644 Maintaining Steam Traps for Efficient Operation

Steam traps can and do malfunction in two ways. They may stick in the closed position, causing condensate to back up into the steam system, or they may stick open, allowing live steam to discharge into the condensate system. The former type of malfunction is usually quickly detectable, since flooding of a process heater with condensate will usually so degrade its performance that the failure is soon evidence by a significant change in operating conditions. This type of failure can have disastrous effects on equipment by producing damaging water hammer and causing process streams to back up into other equipment. Because of these potential problems, steam traps are often designed to fail in the open position; for this reason, they are among the biggest energy wasters in an industrial plant. Broad experience in large process plants using thousands of steam traps has shown that, typically, from 15 to 60% of the traps in a plant may be blowing through, wasting enormous amounts of energy. Table 6.13 shows the cost of wasted 100-psig steam (typical of many process plant conditions) for leak diameters characteristic of steam trap orifices.

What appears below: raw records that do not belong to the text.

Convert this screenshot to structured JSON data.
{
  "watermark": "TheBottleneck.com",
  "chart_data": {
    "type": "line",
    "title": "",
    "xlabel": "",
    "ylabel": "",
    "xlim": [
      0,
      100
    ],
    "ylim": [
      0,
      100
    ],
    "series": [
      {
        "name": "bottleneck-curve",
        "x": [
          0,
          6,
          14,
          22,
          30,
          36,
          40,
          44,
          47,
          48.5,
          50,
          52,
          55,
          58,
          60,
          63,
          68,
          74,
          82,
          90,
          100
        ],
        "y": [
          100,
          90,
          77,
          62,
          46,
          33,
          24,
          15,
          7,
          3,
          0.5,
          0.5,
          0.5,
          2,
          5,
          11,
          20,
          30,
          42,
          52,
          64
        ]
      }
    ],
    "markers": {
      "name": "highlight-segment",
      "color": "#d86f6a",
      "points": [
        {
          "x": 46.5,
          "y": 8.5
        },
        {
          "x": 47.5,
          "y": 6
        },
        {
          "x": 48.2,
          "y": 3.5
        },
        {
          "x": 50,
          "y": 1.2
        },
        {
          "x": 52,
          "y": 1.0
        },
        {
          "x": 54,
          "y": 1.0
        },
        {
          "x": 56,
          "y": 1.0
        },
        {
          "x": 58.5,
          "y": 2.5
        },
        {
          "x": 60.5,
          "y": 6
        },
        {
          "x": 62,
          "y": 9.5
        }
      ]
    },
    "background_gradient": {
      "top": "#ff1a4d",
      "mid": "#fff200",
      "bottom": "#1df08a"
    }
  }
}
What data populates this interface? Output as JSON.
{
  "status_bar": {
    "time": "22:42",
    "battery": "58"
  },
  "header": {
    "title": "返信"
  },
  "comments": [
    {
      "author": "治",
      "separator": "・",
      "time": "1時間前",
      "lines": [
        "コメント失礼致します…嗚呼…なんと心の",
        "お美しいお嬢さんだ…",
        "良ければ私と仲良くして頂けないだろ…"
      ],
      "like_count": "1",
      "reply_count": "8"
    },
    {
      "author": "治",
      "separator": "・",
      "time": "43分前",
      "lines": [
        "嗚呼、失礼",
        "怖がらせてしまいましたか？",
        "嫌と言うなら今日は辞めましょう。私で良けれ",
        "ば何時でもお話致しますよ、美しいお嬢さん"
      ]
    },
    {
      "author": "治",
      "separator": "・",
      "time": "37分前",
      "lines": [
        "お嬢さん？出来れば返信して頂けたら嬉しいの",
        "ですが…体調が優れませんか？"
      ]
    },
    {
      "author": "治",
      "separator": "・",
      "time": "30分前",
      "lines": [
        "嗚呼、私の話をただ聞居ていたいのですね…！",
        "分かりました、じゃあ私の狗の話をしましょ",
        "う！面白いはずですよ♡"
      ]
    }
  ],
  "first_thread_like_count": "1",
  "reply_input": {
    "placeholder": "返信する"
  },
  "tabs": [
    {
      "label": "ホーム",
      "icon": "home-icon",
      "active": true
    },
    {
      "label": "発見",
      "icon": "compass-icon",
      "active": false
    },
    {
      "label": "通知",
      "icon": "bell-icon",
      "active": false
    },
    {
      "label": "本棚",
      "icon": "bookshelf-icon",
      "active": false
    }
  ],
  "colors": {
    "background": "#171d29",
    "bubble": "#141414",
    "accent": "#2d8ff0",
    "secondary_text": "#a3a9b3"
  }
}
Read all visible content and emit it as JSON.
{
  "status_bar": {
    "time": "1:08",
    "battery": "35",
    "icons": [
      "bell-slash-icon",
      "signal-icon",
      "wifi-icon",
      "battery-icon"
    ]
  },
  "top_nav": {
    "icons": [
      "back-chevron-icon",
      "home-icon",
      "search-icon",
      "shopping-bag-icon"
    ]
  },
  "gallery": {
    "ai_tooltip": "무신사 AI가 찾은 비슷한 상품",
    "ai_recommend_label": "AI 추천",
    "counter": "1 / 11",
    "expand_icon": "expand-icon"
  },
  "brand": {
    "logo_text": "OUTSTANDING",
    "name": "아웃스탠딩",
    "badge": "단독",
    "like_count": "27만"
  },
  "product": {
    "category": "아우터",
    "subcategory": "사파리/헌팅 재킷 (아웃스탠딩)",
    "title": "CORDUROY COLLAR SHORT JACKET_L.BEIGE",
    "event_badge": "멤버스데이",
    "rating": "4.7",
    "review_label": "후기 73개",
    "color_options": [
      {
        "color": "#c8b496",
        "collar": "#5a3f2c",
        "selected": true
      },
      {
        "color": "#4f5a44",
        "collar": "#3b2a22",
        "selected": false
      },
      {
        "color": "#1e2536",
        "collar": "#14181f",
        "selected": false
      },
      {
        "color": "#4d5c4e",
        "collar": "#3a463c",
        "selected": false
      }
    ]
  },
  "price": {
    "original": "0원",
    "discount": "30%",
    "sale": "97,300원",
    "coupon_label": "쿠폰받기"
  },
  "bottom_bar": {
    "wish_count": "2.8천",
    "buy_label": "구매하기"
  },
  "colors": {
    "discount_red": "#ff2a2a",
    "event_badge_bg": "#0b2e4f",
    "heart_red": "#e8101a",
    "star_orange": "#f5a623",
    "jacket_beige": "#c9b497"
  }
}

At higher steam pressures, the leakage would be even greater; the loss rate does not go down in direct proportion at lower steam pressures but declines at a rate proportional to the square root of the pressure. For example, a 1/8-in. leak in a system at 60 psig, instead of the 100 psig shown in the table, would still waste over 75% of the steam rate shown (the square root of 60/100). The cost of wasted steam far outweighs the cost of proper maintenance to repair the malfunctions, and comprehensive steam trap maintenance programs have proven to be among the most attractive energy conservation investments available in large process plants. Most types of steam traps can be repaired, and some have inexpensive replaceable elements for rapid turnaround.

0 0

Post a comment